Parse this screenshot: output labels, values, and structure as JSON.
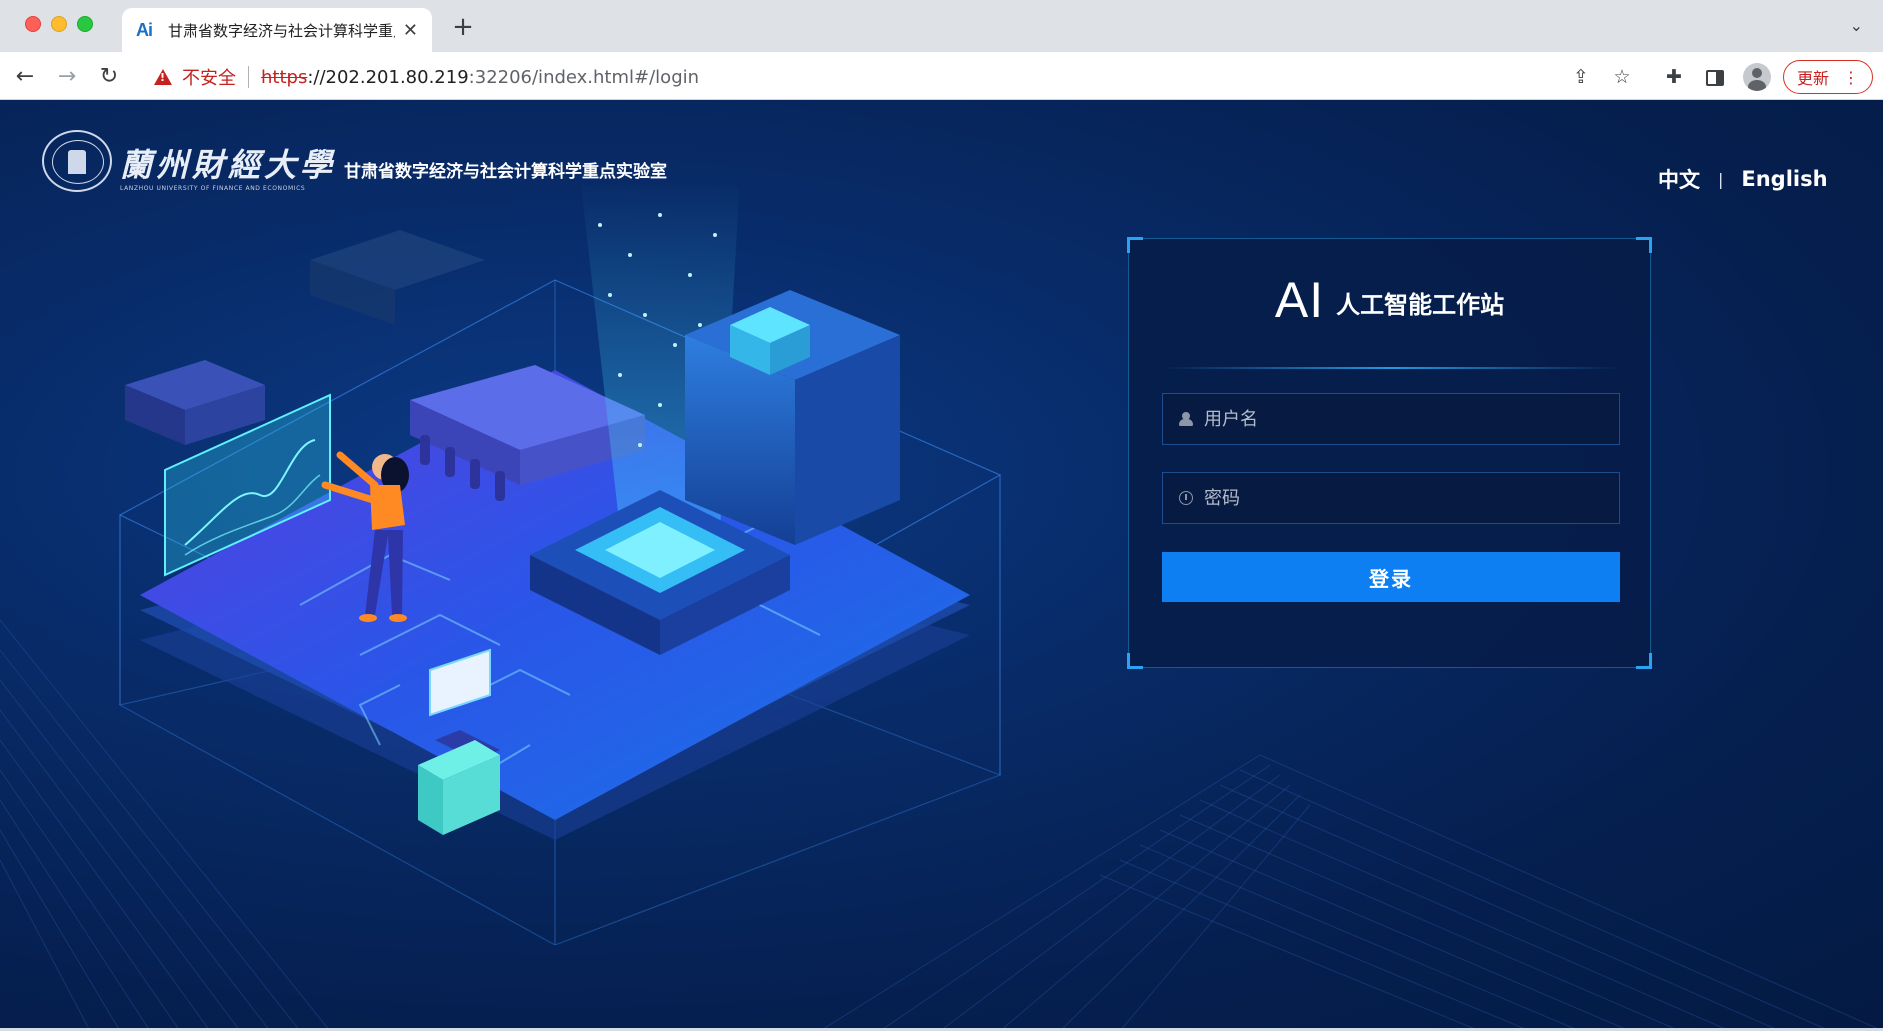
{
  "browser": {
    "tab_title": "甘肃省数字经济与社会计算科学重点实验室",
    "tab_favicon_text": "Ai",
    "new_tab_label": "+",
    "url_scheme": "https",
    "url_host": "://202.201.80.219",
    "url_path": ":32206/index.html#/login",
    "security_label": "不安全",
    "update_label": "更新"
  },
  "brand": {
    "university_name": "蘭州財經大學",
    "university_name_en": "LANZHOU UNIVERSITY OF FINANCE AND ECONOMICS",
    "lab_name": "甘肃省数字经济与社会计算科学重点实验室"
  },
  "language": {
    "chinese": "中文",
    "separator": "|",
    "english": "English"
  },
  "login": {
    "logo_mark": "AI",
    "title": "人工智能工作站",
    "username_placeholder": "用户名",
    "password_placeholder": "密码",
    "submit_label": "登录"
  },
  "colors": {
    "page_background": "#082b68",
    "accent_blue": "#0d7ff3",
    "card_border": "#2aa4f0",
    "insecure_red": "#c5221f"
  }
}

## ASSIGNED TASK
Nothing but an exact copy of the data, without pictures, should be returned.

## ANSWER BOX
Parse this screenshot: output labels, values, and structure as JSON.
{
  "browser": {
    "tab_title": "甘肃省数字经济与社会计算科学重点实验室",
    "tab_favicon_text": "Ai",
    "new_tab_label": "+",
    "url_scheme": "https",
    "url_host": "://202.201.80.219",
    "url_path": ":32206/index.html#/login",
    "security_label": "不安全",
    "update_label": "更新"
  },
  "brand": {
    "university_name": "蘭州財經大學",
    "university_name_en": "LANZHOU UNIVERSITY OF FINANCE AND ECONOMICS",
    "lab_name": "甘肃省数字经济与社会计算科学重点实验室"
  },
  "language": {
    "chinese": "中文",
    "separator": "|",
    "english": "English"
  },
  "login": {
    "logo_mark": "AI",
    "title": "人工智能工作站",
    "username_placeholder": "用户名",
    "password_placeholder": "密码",
    "submit_label": "登录"
  },
  "colors": {
    "page_background": "#082b68",
    "accent_blue": "#0d7ff3",
    "card_border": "#2aa4f0",
    "insecure_red": "#c5221f"
  }
}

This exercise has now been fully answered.